Here a waiter served black tea only to have Barbra win more points with the reporters by declaring that “Japanese tea is much heaIthier."
“|'m very much into health foods,” she continued. “That is, I don't like big chunks of meat. And that is why, for me, Japanese foods are fantastic."
“I love tofu (bean curd) and the roots such as gobo and lotus roots. Then ginko nuts and fish paste."
“On the train from Kyoto to Tokyo, I had two boxes of sushi (rice and raw fish). I really liked it. I ate it all up."
Questioning turned to Barbra’s future films. What would she be starring in? Dig her reply!
“Science fiction probably.”
What an exciting twist, we thought. A turn that only a person like Barbra could make. With her red, shaggy-dog locks framing her face and dressed in a space suit, she would make an admirable lady from outer space!!!
Now, attention shifted for a while to Jon Peters who had been patiently holding Barbra’s hand. What was his opinion of Barbra as a woman and as an actress? And what about their marriage plans? Jon's answer was amusing in its brevity. “Fantastic! Fantastic! And no comment."
He was asked how old he was and reported, “l’m 31."
Barbra broke in laughingly with the news that “l’m the older woman. I'm 34."
With the success of “A Star is Born" under his belt, he announced that he was already hard at work on “Eyes,” a scary movie. He also made a promise which will make all Barbra’s fans happy.
“Barbra and I will be doing another film together next year. We plan to make a lot of movles.”
Then it was that Barbra made her confession of fear. When a reporter asked her why she had not accepted one of the many offers that have been made for her to sing in front of live audiences in Japan, she came out with the startling statement,“l am afraid to sing in front of a lot of people!" This, despite her singing on the Broadway stage and in front of a huge throng for the movie.
Coming from Barbra this was quite an admission, but as she said it we could see that she was on the level. She was serious.
All too soon the big press conference was over. And the assembled reporters broke into applause. They had come to see a tiger, but had found a pussy cat, a loveable one at that.
[End of article]
“In Japan,” Streisand reminisced, “at the opening for the film, I looked out at the press conference—two hundred forty-seven men and three women. I spoke about role reversals, about women standing up for themselves, having their own identities, not just becoming somebody's wife, as Esther is not just Mrs. John Norman Howard at the end. Everyone in that room looked at me with blank faces. That was culture shock. But in a way, isn't that what movies are all about? Maybe people don't like changes. They get used to artists appearing in the same kind of roles or doing what they're known for, just as people were used to me then being only a singer and performer. That also says a lot about how women are viewed in our culture, especially actresses who want to direct films are viewed as frivolous, not financially responsible.

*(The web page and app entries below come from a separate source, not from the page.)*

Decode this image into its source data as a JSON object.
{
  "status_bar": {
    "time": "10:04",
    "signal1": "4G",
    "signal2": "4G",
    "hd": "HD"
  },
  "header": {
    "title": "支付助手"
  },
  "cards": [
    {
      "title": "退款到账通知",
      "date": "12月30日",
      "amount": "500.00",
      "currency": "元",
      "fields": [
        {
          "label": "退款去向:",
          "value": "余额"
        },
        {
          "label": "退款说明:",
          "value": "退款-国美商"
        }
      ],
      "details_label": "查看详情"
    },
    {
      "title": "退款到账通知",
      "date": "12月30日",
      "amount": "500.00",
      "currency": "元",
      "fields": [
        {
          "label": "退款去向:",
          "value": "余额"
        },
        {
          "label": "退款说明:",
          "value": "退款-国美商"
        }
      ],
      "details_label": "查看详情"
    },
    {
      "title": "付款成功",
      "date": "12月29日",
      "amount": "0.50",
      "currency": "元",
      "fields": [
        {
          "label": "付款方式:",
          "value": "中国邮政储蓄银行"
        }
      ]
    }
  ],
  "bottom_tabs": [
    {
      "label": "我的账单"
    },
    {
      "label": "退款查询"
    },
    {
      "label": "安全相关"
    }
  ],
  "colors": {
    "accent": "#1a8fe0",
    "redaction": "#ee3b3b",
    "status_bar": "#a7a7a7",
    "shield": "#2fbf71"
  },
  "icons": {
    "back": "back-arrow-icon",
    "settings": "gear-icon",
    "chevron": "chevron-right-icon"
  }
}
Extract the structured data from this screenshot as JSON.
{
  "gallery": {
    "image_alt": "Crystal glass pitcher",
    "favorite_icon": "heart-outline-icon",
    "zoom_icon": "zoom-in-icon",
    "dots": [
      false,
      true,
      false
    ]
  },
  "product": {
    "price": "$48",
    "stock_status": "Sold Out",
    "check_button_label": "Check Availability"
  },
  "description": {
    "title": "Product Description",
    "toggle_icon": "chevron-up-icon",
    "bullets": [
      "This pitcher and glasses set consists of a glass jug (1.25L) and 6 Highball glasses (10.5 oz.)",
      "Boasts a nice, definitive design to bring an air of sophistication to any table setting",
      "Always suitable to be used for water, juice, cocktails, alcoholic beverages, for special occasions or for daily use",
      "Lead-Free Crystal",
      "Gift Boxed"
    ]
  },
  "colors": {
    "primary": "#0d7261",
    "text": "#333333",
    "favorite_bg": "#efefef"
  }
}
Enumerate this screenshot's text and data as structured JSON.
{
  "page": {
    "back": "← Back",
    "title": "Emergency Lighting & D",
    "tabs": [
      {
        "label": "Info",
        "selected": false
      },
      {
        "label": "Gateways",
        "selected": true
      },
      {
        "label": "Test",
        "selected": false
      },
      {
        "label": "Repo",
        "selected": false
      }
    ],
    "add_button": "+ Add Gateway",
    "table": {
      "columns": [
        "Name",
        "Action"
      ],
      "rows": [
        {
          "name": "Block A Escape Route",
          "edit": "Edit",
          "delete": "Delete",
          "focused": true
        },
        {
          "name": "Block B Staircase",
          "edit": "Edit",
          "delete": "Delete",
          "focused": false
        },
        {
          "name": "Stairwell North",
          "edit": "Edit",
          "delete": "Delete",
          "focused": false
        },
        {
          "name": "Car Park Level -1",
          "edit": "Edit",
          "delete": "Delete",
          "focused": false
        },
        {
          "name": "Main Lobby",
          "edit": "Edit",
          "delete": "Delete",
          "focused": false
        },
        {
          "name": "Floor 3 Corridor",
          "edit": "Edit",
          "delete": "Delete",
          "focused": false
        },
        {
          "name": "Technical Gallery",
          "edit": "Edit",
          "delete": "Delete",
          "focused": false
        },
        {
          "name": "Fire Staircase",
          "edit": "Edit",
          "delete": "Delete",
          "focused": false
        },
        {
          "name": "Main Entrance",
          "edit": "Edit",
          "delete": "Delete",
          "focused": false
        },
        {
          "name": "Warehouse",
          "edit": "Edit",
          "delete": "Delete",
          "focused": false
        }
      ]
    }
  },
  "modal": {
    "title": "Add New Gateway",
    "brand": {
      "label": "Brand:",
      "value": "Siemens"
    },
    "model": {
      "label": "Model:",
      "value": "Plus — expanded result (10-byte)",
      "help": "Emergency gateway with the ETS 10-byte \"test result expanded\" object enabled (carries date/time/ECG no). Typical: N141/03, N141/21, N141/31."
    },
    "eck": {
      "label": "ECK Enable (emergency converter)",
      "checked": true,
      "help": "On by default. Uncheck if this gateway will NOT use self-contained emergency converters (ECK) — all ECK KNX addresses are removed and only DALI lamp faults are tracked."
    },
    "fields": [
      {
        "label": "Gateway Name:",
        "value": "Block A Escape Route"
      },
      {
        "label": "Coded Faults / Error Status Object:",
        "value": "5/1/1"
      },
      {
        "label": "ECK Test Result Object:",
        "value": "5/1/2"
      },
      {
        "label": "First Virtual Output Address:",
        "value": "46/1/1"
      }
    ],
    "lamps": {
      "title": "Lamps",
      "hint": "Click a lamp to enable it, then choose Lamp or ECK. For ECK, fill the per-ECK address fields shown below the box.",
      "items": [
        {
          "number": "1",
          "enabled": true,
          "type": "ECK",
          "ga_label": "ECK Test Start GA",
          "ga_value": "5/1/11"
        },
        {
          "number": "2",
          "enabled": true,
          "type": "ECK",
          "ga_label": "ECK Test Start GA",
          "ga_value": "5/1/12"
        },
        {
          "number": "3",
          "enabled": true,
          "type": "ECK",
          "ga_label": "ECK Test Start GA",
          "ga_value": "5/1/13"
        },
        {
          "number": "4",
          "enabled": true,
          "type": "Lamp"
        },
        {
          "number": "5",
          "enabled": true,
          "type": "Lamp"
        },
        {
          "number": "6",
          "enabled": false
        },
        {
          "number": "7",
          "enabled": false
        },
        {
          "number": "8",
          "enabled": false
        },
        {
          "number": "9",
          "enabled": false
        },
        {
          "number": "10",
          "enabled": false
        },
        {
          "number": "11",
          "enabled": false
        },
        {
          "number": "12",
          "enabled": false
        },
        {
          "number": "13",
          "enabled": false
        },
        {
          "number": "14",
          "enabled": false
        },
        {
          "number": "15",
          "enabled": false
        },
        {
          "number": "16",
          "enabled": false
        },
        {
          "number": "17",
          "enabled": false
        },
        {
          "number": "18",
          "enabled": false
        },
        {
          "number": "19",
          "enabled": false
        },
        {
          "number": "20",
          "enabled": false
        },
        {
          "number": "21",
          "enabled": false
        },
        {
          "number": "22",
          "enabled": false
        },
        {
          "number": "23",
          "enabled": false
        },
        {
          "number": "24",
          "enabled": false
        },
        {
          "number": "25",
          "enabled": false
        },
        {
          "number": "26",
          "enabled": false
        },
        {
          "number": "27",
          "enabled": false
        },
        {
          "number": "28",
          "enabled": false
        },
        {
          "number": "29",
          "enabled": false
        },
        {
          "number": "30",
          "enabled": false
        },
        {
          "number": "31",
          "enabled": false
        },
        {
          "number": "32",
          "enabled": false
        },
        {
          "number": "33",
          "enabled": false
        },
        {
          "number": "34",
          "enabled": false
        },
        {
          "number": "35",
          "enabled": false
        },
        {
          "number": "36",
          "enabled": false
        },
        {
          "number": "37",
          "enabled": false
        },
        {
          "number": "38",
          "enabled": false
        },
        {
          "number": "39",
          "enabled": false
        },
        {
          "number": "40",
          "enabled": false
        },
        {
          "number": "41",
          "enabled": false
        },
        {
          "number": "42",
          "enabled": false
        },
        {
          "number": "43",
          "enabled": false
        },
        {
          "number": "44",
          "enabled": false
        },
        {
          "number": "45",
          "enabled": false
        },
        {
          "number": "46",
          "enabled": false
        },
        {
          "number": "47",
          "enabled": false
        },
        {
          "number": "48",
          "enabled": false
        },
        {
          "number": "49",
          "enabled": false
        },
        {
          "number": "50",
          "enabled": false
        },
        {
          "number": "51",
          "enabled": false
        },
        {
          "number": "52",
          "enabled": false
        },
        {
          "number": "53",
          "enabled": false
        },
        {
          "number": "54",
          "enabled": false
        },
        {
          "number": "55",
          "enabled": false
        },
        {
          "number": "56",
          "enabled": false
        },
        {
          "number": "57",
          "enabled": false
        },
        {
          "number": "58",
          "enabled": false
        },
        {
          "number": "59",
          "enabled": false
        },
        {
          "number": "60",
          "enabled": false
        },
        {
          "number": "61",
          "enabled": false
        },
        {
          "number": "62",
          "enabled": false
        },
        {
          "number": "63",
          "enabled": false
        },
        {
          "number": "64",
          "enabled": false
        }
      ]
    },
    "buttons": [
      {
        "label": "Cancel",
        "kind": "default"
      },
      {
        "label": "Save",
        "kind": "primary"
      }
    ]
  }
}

So in different ways, we're knocking against a lot of glass walls, not just glass ceilings.”
Barbra—ever the protective mother to her film—wrote the following letter to movie theater exhibitors:
A Star is Born first aired on network television November 1980 on the ABC Sunday Night Movie. Streisand fans were suprised that ABC had inserted the recording studio “chow mein” scene (see below), which was not in the theatrical release of the film.
When Warner Brothers released the Star is Born DVD in 2006 many cut scenes were included on it.
The 2013 Blu-ray of A Star is Born from Warner Brothers included the following bonus features:
- Commentary with Barbra Streisand
- Wardrobe Tests with Commentary by Barbra Streisand (480i; 1.85:1, non-enhanced; 3:12)
- Deleted Scenes/Alternate Takes with Optional Commentary by Barbra Streisand (480i; 1.85:1, non-enhanced; 16:44): Twelve scenes
- Trailer Gallery (480i)
- A Star Is Born (1937) (1.33:1; 2:50)
- A Star Is Born (1954) (2.35:1, enhanced; 3:56)
- A Star Is Born (1976) (1.78:1, enhanced; 3:50)
- Digibook: with many rare photos and some text about filming, the soundtrack, and more.